TASK TO CARRY OUT >> All lines below containing "icon" are to be listed.

[Start of section]

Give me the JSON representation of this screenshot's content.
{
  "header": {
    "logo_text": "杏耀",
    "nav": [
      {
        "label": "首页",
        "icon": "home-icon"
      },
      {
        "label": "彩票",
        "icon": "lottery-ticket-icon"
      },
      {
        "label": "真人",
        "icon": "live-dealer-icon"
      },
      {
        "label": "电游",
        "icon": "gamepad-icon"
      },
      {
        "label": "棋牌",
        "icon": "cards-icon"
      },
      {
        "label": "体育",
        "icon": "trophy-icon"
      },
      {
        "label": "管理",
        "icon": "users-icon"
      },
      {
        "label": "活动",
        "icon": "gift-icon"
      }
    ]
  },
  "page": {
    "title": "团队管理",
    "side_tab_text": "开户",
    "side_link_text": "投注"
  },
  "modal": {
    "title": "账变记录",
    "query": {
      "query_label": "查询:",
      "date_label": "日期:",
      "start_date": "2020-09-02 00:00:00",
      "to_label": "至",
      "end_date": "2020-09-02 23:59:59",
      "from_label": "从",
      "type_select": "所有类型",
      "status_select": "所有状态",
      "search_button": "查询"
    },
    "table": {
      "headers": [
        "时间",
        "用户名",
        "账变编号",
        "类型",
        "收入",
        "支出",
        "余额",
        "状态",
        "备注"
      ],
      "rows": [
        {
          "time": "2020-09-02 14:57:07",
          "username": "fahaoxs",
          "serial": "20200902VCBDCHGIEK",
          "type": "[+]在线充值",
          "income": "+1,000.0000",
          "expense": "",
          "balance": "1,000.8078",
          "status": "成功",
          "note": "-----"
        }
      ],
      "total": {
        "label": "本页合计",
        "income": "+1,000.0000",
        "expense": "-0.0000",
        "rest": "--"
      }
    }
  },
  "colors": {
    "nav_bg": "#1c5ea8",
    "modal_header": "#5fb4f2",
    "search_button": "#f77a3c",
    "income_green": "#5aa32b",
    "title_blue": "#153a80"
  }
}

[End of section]

RESPONSE BELOW >>
        "icon": "home-icon"
        "icon": "lottery-ticket-icon"
        "icon": "live-dealer-icon"
        "icon": "gamepad-icon"
        "icon": "cards-icon"
        "icon": "trophy-icon"
        "icon": "users-icon"
        "icon": "gift-icon"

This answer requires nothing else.